Impairment of a key signaling cascade in the pulmonary blood vessels plays an important role in pulmonary arterial hypertension, a Yale study has found. The study appears in the advance online publication of Nature Medicine.
Pulmonary arterial hypertension (PAH) is a disease caused by an increase of blood pressure in the blood vessels of the lungs. If untreated, the majority of patients with the disease will succumb to heart failure and death.
PAH is characterized by the formation of lesions in the lungs composed of abnormally proliferating cells of the endothelium (cell tissue that lines blood vessels and the heart) and vascular smooth-muscle cells. Recent studies have described the role of the gene apelin in the signaling process that maintains normal pulmonary vascular function. Apelin levels have been found to be significantly reduced in patients with PAH.

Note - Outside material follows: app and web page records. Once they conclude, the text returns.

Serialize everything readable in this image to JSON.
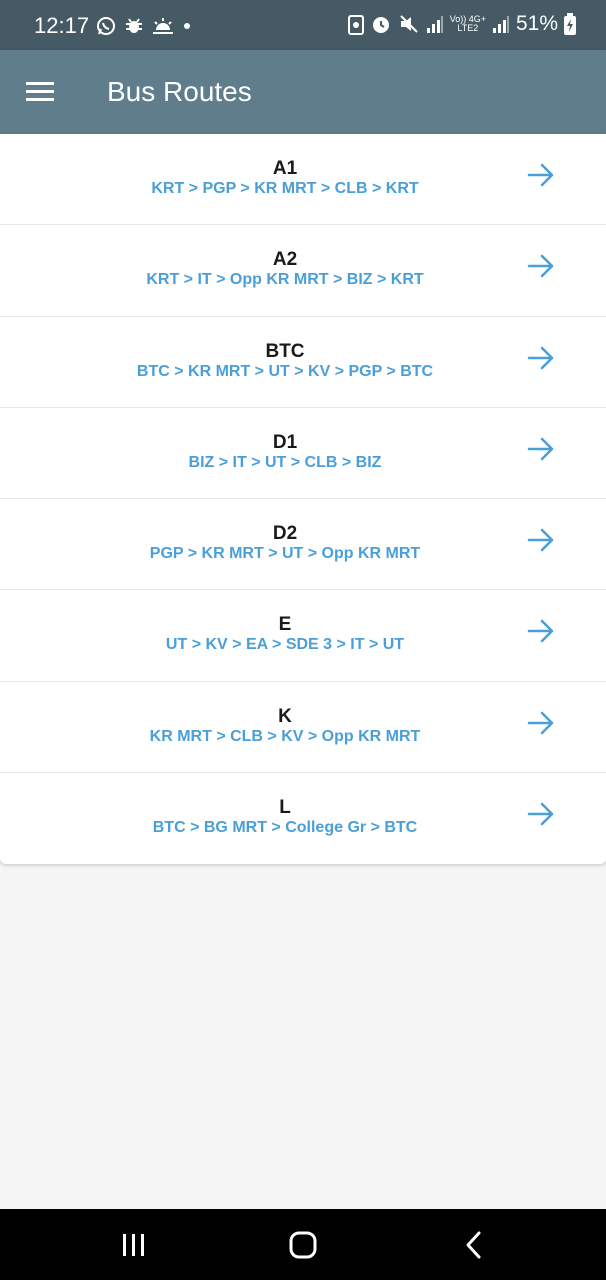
{
  "status_bar": {
    "time": "12:17",
    "battery": "51%",
    "network_top": "Vo)) 4G+",
    "network_bottom": "LTE2"
  },
  "app_bar": {
    "title": "Bus Routes",
    "menu_icon": "hamburger-menu-icon"
  },
  "routes": [
    {
      "name": "A1",
      "path": "KRT > PGP > KR MRT > CLB > KRT"
    },
    {
      "name": "A2",
      "path": "KRT > IT > Opp KR MRT > BIZ > KRT"
    },
    {
      "name": "BTC",
      "path": "BTC > KR MRT > UT > KV > PGP > BTC"
    },
    {
      "name": "D1",
      "path": "BIZ > IT > UT > CLB > BIZ"
    },
    {
      "name": "D2",
      "path": "PGP > KR MRT > UT > Opp KR MRT"
    },
    {
      "name": "E",
      "path": "UT > KV > EA > SDE 3 > IT > UT"
    },
    {
      "name": "K",
      "path": "KR MRT > CLB > KV > Opp KR MRT"
    },
    {
      "name": "L",
      "path": "BTC > BG MRT > College Gr > BTC"
    }
  ],
  "colors": {
    "status_bar": "#455a64",
    "app_bar": "#607d8b",
    "accent": "#4a9fd8",
    "background": "#f5f5f5"
  },
  "icons": {
    "route_arrow": "arrow-right-icon",
    "nav_recents": "recents-icon",
    "nav_home": "home-icon",
    "nav_back": "back-icon"
  }
}
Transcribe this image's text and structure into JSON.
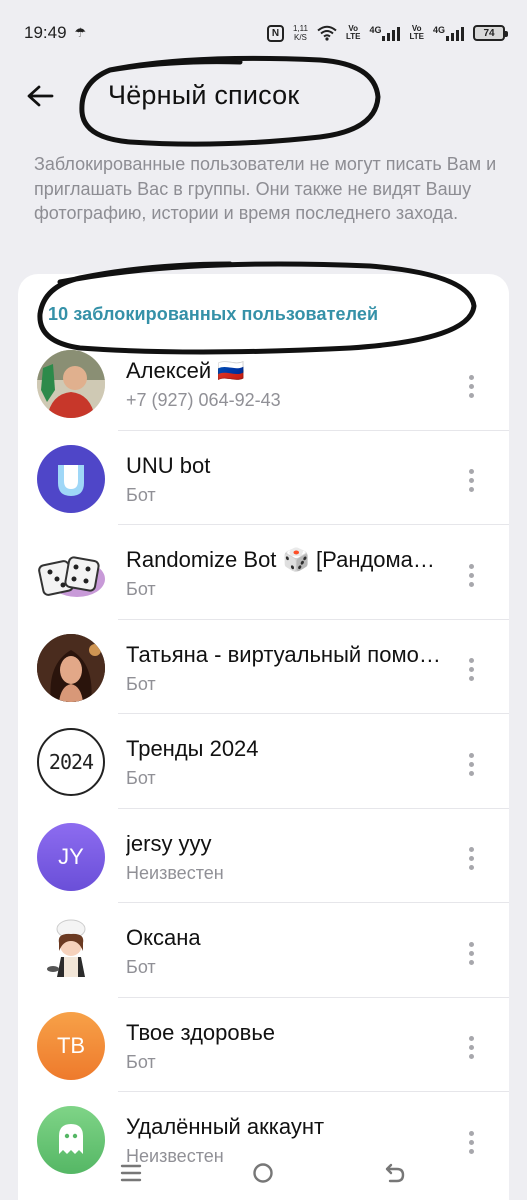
{
  "status_bar": {
    "time": "19:49",
    "net_speed_top": "1,11",
    "net_speed_bottom": "K/S",
    "sim1_top": "Vo",
    "sim1_bottom": "LTE",
    "sim1_gen": "4G",
    "sim2_top": "Vo",
    "sim2_bottom": "LTE",
    "sim2_gen": "4G",
    "battery": "74",
    "nfc_label": "N"
  },
  "header": {
    "title": "Чёрный список"
  },
  "description": "Заблокированные пользователи не могут писать Вам и приглашать Вас в группы. Они также не видят Вашу фотографию, истории и время последнего захода.",
  "blocked_count_label": "10 заблокированных пользователей",
  "users": [
    {
      "name": "Алексей 🇷🇺",
      "subtitle": "+7 (927) 064-92-43",
      "avatar": {
        "type": "photo",
        "color": "#b23a2e"
      }
    },
    {
      "name": "UNU bot",
      "subtitle": "Бот",
      "avatar": {
        "type": "logo",
        "color": "#4f46c8"
      }
    },
    {
      "name": "Randomize Bot 🎲 [Рандомайзер]",
      "subtitle": "Бот",
      "avatar": {
        "type": "dice",
        "color": "#ffffff"
      }
    },
    {
      "name": "Татьяна - виртуальный помощник",
      "subtitle": "Бот",
      "avatar": {
        "type": "photo",
        "color": "#5a3424"
      }
    },
    {
      "name": "Тренды 2024",
      "subtitle": "Бот",
      "avatar": {
        "type": "text",
        "text": "2024",
        "color": "#ffffff"
      }
    },
    {
      "name": "jersy yyy",
      "subtitle": "Неизвестен",
      "avatar": {
        "type": "initials",
        "text": "JY",
        "color": "#7b5ce6"
      }
    },
    {
      "name": "Оксана",
      "subtitle": "Бот",
      "avatar": {
        "type": "chef",
        "color": "#ffffff"
      }
    },
    {
      "name": "Твое здоровье",
      "subtitle": "Бот",
      "avatar": {
        "type": "initials",
        "text": "ТВ",
        "color": "#f3893a"
      }
    },
    {
      "name": "Удалённый аккаунт",
      "subtitle": "Неизвестен",
      "avatar": {
        "type": "ghost",
        "color": "#6cc37a"
      }
    }
  ],
  "colors": {
    "accent": "#3591a8",
    "background": "#eeeef2"
  }
}
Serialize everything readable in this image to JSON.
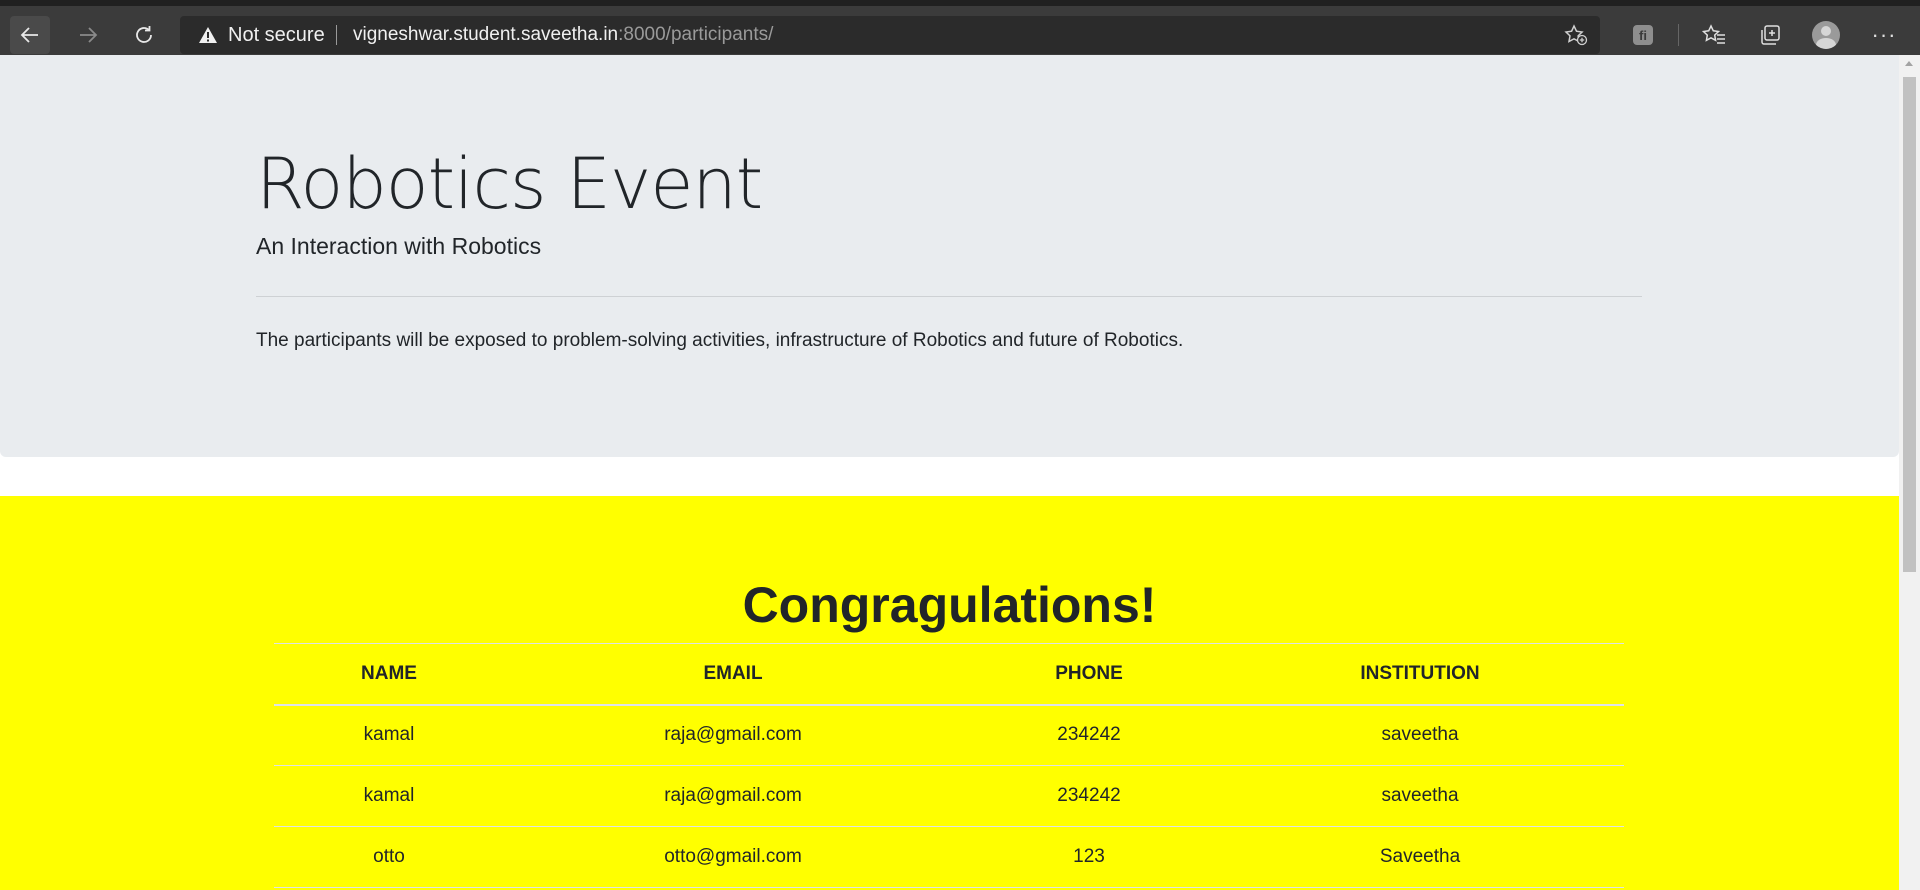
{
  "browser": {
    "security_label": "Not secure",
    "url_host": "vigneshwar.student.saveetha.in",
    "url_rest": ":8000/participants/",
    "icons": [
      "back-arrow-icon",
      "forward-arrow-icon",
      "reload-icon",
      "warning-icon",
      "add-favorite-icon",
      "extension-icon",
      "favorites-icon",
      "collections-icon",
      "profile-icon",
      "more-icon"
    ]
  },
  "jumbotron": {
    "title": "Robotics Event",
    "subtitle": "An Interaction with Robotics",
    "description": "The participants will be exposed to problem-solving activities, infrastructure of Robotics and future of Robotics."
  },
  "participants": {
    "heading": "Congragulations!",
    "columns": [
      "NAME",
      "EMAIL",
      "PHONE",
      "INSTITUTION"
    ],
    "rows": [
      [
        "kamal",
        "raja@gmail.com",
        "234242",
        "saveetha"
      ],
      [
        "kamal",
        "raja@gmail.com",
        "234242",
        "saveetha"
      ],
      [
        "otto",
        "otto@gmail.com",
        "123",
        "Saveetha"
      ]
    ],
    "background_color": "#ffff00"
  },
  "extension": {
    "badge": "fi"
  }
}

The Yale team set out to discover the mechanism by which impaired apelin signaling triggers the abnormal proliferation of cells that characterize PAH. They focused on the connection between reduced apelin expression and increased fibroblast growth factor (FGF) signaling. FGF helps to form and maintain blood vessels when functioning normally, but if produced in excess, as it is in diseases such as PAH, it can cause abnormal proliferation of cells, leading to pathologic remodeling of blood vessels.
In studies of rodent and human tissue samples, the scientists found that increased expression of two key components of FGF signaling, FGF2 and its receptor FGFR1, resulted from decreased levels of two microRNAs that are regulated by apelin. Decreased expression of these microRNAs disrupted the pulmonary vascular system’s ability to maintain cellular balance, resulting in abnormal induction of cellular growth in PAH. The scientists found that restoring these microRNAs in rat models of PAH led to dramatic reversal of the disease.
“Our findings could lead to development of new therapies aimed at restoring the signaling balance in the pulmonary vessels in order to treat patients with pulmonary arterial hypertension,” said senior author Dr. Hyung Chun, assistant professor of medicine (cardiology) at Yale School of Medicine. “New treatments are critical, as close to half of the patients diagnosed with PAH die within three years despite currently available therapies.”
Other authors are Jongmin Kim, Yujung Kang, Yoko Kojima, Janet Lighthouse, Xiaoyue Hu, Danielle McLean, Hyekyung Park and Daniel Greif of Yale School of Medicine; Micheala Aldred, Suzy Comhair, and Serpil Erzurum of the Lerner Institute, Cleveland Clinic Foundation.
The study was supported by grants from National Institutes of Health (HL095654, HL11005, HL101284, HL069170, and HL093362), the Howard Hughes Medical Institute Physician Scientist Early Career Award, the American Heart Association Grant-in-Aid, and the Pfizer ASPIRE Young Investigator Research Award.